This book is more of a collection of short stories than a novel.  Every chapter is told from the perspective of a different character.  The very first chapter is about Chicky Starr, a girl who grew up in a small Irish town called Stoneybridge.  She spent her whole childhood wanting to get out of Stoneybridge and see the world, but when she finally has her chance, she realizes that she may have taken her home for granted.  Although she lives for nearly 30 years in America, she returns to Stoneybridge for a week every winter to visit her family.  It is her week to rest and recharge.  Since Chicky is a hard worker and spends almost no money on herself, she has a considerable amount of savings by the time she’s in her forties.  When she decides it’s time to make a change in her life, she returns to Stoneybridge permanently and buys a crumbling Edwardian mansion called Stone House from an eccentric old lady called Queenie.  Chicky plans to restore the mansion and run it as a bed-and-breakfast.  Chicky’s story is the glue that holds the book together, because every chapter following hers is narrated by someone who either works for Chicky at Stone House or comes to stay for the opening week.

The first few chapters are told from the perspective of Rigger, a boy whose mother was Chicky’s friend years ago, and Chicky’s niece Orla.  Rigger’s mother sends him to Stone House as a last-ditch effort to keep him out of jail.  He’s been in and out of trouble since he was ten, and after a few years at a reform school seem to make no difference, Rigger’s mother decides that Stone House is his final opportunity to turn his life around.  Then Orla arrives to work for Chicky as a business manager and cook.  Between them, Chicky, Rigger, Orla, and Queenie transform Stone House into a functional, beautiful guest house.

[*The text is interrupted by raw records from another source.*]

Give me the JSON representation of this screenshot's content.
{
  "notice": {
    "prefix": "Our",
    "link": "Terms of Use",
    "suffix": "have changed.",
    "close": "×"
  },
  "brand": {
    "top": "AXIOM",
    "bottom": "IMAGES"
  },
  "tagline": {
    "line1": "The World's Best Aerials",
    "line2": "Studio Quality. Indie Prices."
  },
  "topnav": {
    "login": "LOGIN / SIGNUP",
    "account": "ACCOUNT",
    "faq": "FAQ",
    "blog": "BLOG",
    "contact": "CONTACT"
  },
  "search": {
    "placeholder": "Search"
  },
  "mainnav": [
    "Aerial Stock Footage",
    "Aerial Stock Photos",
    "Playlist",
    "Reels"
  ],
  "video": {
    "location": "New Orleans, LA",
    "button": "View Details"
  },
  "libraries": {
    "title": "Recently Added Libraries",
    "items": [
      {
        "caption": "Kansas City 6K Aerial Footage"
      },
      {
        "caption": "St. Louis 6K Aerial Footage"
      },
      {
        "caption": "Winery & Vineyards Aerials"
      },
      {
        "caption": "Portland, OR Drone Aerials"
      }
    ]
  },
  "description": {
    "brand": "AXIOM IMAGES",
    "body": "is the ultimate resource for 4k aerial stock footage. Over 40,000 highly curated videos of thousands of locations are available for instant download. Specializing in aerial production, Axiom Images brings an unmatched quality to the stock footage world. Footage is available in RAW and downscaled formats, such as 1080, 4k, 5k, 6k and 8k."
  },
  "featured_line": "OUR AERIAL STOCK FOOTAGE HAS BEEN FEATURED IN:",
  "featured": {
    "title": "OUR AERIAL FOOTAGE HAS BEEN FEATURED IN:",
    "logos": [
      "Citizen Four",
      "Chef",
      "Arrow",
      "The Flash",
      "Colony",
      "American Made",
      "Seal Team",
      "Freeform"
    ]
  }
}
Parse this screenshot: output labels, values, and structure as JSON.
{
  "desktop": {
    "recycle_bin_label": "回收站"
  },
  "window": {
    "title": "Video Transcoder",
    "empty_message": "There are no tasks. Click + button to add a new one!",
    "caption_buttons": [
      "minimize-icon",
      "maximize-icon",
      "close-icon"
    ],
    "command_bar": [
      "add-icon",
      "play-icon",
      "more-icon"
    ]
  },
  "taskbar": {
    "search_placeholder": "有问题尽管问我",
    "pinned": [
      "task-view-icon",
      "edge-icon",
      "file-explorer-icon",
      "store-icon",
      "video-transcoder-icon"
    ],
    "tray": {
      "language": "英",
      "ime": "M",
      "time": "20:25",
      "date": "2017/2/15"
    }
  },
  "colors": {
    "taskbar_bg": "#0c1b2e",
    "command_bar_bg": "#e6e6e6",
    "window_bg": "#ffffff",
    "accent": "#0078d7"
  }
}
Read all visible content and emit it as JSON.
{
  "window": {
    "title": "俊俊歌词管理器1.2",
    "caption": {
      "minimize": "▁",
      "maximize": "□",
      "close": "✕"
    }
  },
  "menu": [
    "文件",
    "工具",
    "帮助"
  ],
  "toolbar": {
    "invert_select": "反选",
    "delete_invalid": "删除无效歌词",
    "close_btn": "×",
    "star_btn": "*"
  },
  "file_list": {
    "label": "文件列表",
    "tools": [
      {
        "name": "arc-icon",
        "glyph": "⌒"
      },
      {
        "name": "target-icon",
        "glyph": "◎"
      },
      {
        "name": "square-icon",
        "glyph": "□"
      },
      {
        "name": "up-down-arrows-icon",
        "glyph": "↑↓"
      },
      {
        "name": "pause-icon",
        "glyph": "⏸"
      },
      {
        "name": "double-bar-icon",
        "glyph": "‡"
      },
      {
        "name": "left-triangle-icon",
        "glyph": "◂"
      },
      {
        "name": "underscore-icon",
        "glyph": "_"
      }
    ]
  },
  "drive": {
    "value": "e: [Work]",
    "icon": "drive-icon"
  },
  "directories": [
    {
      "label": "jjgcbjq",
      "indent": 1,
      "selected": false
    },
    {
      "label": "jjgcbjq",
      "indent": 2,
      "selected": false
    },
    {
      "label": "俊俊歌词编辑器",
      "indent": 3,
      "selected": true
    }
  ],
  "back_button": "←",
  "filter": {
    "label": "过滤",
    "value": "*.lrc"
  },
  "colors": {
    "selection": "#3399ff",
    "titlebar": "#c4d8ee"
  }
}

I thought the most interesting chapters were those told from the perspective of the first guests.  There is an American movie star who comes to escape the spotlight for a bit.  There is a couple, both doctors, who want a break from the tragedy they witness so regularly.  A woman named Winnie books the trip hoping for a romantic week with her boyfriend, but through an unfortunate mix-up, winds up traveling with her boyfriend’s unpleasant mother instead.  One couple receives their week at Stone House for free as a runner-up prize in a contest, and they are disappointed to be missing the grand prize week in Paris.  The guests are an odd mix of people, but each has an interesting backstory.

I absolutely love Maeve Binchy’s writing.  It’s heartfelt and hopeful but still realistic.  Even though the stories that she tells most often have happy endings, she acknowledges that life isn’t perfect.  Bad things do happen.  People make poor choices, relationships don’t work out, and one guest even leaves Stone House early because she can’t relax and unwind enough to enjoy a simple week of vacation.  But for the most part, this is a book about the way that things tend to work out for the best, and it is about the way that people’s lives overlap and impact others even if they are only staying at the same B&B for a week.